**WORK INSTRUCTIONS:** Please output all the entries word for word, without the pictures.

(Data about app and page elements)
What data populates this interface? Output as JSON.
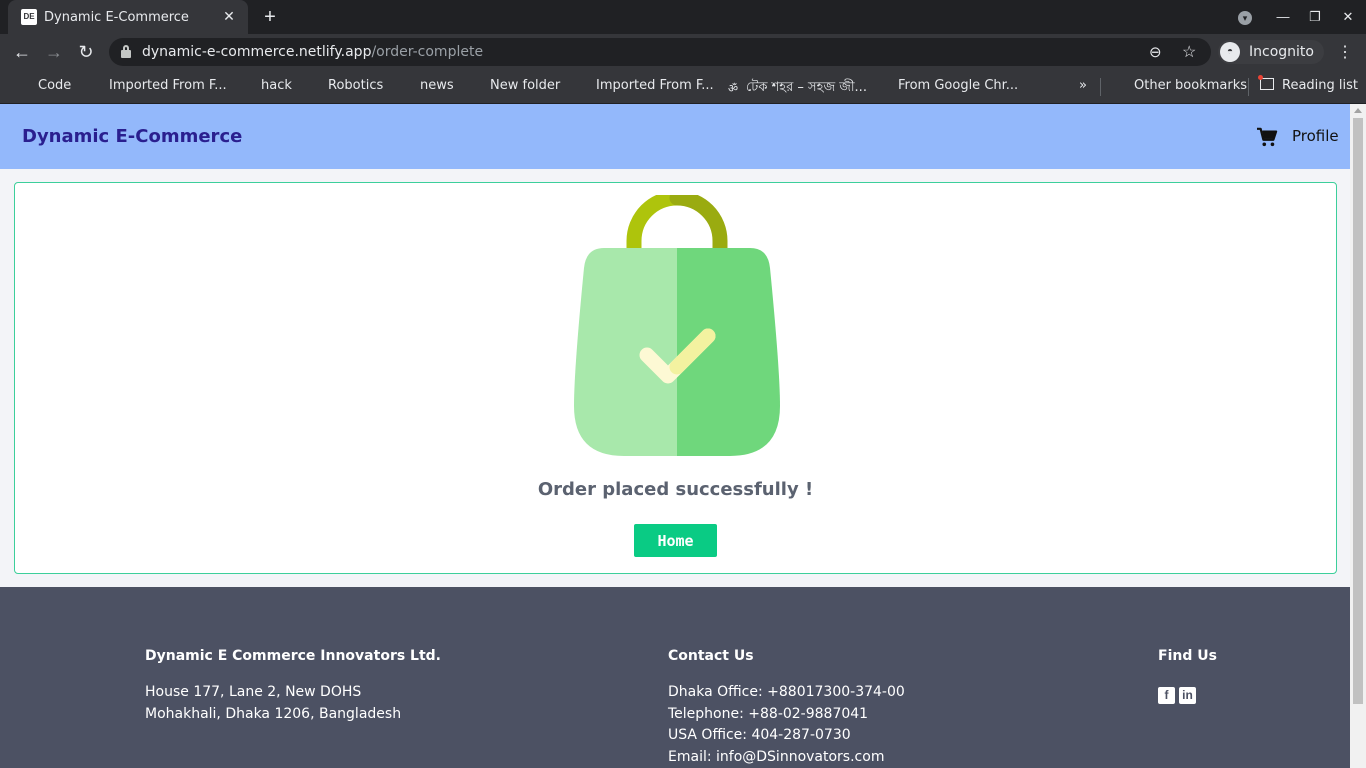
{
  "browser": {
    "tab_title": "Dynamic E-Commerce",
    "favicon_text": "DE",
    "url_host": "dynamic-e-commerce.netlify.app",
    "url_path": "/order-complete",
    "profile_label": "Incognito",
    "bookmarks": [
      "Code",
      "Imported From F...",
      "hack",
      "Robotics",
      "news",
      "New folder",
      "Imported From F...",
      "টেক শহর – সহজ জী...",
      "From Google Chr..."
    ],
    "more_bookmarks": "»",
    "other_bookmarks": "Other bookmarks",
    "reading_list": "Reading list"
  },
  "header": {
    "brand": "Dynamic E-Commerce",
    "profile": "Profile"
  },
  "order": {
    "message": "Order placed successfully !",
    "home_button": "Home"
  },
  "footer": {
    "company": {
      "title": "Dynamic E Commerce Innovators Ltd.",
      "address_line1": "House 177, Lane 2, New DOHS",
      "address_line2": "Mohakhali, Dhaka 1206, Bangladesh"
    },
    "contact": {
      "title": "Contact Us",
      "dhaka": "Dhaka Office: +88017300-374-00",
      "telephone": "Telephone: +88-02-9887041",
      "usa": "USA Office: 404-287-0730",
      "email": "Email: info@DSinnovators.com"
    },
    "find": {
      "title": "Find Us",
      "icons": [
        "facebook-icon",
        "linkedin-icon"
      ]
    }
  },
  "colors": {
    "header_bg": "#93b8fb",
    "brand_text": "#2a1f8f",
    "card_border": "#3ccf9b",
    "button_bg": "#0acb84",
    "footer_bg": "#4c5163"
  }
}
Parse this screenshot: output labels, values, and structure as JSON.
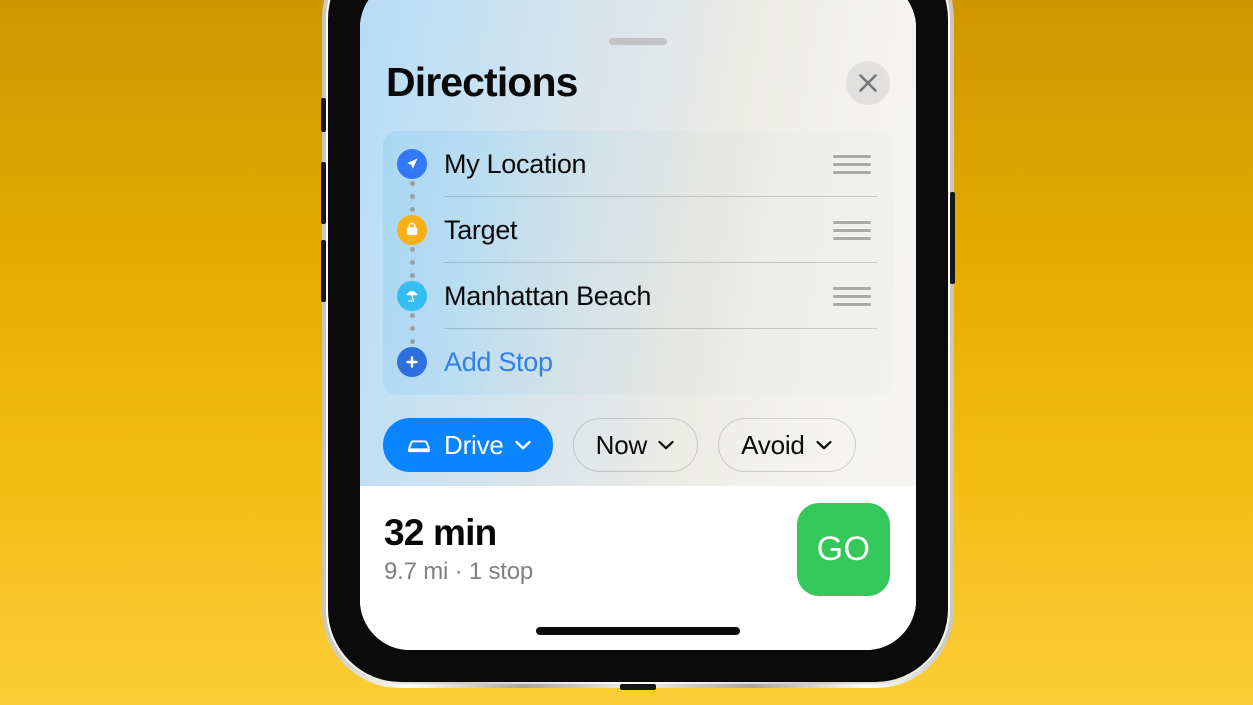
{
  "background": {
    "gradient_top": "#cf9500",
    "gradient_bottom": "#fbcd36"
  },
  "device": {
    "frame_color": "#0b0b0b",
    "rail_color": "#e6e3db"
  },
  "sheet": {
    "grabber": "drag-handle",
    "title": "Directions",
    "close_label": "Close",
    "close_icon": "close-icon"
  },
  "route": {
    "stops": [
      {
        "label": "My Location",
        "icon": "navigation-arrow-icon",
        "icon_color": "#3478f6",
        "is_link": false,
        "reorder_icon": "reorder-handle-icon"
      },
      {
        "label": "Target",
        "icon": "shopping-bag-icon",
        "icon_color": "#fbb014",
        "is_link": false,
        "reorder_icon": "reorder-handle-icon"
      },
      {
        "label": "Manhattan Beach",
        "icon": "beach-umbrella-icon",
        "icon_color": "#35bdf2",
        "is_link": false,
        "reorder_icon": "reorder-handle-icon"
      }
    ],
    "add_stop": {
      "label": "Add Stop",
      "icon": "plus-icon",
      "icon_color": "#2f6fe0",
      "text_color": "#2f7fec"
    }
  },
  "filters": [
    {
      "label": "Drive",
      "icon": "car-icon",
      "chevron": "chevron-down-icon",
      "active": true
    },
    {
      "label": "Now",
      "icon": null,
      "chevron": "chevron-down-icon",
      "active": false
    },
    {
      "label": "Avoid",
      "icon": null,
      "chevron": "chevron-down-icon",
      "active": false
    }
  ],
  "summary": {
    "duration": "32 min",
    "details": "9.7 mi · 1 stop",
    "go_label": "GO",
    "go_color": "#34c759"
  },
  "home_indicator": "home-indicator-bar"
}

**SOLUTION TO THE PROBLEM:**
What data populates this interface? Output as JSON.
{
  "browser": {
    "tab_title": "Dynamic E-Commerce",
    "favicon_text": "DE",
    "url_host": "dynamic-e-commerce.netlify.app",
    "url_path": "/order-complete",
    "profile_label": "Incognito",
    "bookmarks": [
      "Code",
      "Imported From F...",
      "hack",
      "Robotics",
      "news",
      "New folder",
      "Imported From F...",
      "টেক শহর – সহজ জী...",
      "From Google Chr..."
    ],
    "more_bookmarks": "»",
    "other_bookmarks": "Other bookmarks",
    "reading_list": "Reading list"
  },
  "header": {
    "brand": "Dynamic E-Commerce",
    "profile": "Profile"
  },
  "order": {
    "message": "Order placed successfully !",
    "home_button": "Home"
  },
  "footer": {
    "company": {
      "title": "Dynamic E Commerce Innovators Ltd.",
      "address_line1": "House 177, Lane 2, New DOHS",
      "address_line2": "Mohakhali, Dhaka 1206, Bangladesh"
    },
    "contact": {
      "title": "Contact Us",
      "dhaka": "Dhaka Office: +88017300-374-00",
      "telephone": "Telephone: +88-02-9887041",
      "usa": "USA Office: 404-287-0730",
      "email": "Email: info@DSinnovators.com"
    },
    "find": {
      "title": "Find Us",
      "icons": [
        "facebook-icon",
        "linkedin-icon"
      ]
    }
  },
  "colors": {
    "header_bg": "#93b8fb",
    "brand_text": "#2a1f8f",
    "card_border": "#3ccf9b",
    "button_bg": "#0acb84",
    "footer_bg": "#4c5163"
  }
}
Parse this screenshot: output labels, values, and structure as JSON.
{
  "background": {
    "gradient_top": "#cf9500",
    "gradient_bottom": "#fbcd36"
  },
  "device": {
    "frame_color": "#0b0b0b",
    "rail_color": "#e6e3db"
  },
  "sheet": {
    "grabber": "drag-handle",
    "title": "Directions",
    "close_label": "Close",
    "close_icon": "close-icon"
  },
  "route": {
    "stops": [
      {
        "label": "My Location",
        "icon": "navigation-arrow-icon",
        "icon_color": "#3478f6",
        "is_link": false,
        "reorder_icon": "reorder-handle-icon"
      },
      {
        "label": "Target",
        "icon": "shopping-bag-icon",
        "icon_color": "#fbb014",
        "is_link": false,
        "reorder_icon": "reorder-handle-icon"
      },
      {
        "label": "Manhattan Beach",
        "icon": "beach-umbrella-icon",
        "icon_color": "#35bdf2",
        "is_link": false,
        "reorder_icon": "reorder-handle-icon"
      }
    ],
    "add_stop": {
      "label": "Add Stop",
      "icon": "plus-icon",
      "icon_color": "#2f6fe0",
      "text_color": "#2f7fec"
    }
  },
  "filters": [
    {
      "label": "Drive",
      "icon": "car-icon",
      "chevron": "chevron-down-icon",
      "active": true
    },
    {
      "label": "Now",
      "icon": null,
      "chevron": "chevron-down-icon",
      "active": false
    },
    {
      "label": "Avoid",
      "icon": null,
      "chevron": "chevron-down-icon",
      "active": false
    }
  ],
  "summary": {
    "duration": "32 min",
    "details": "9.7 mi · 1 stop",
    "go_label": "GO",
    "go_color": "#34c759"
  },
  "home_indicator": "home-indicator-bar"
}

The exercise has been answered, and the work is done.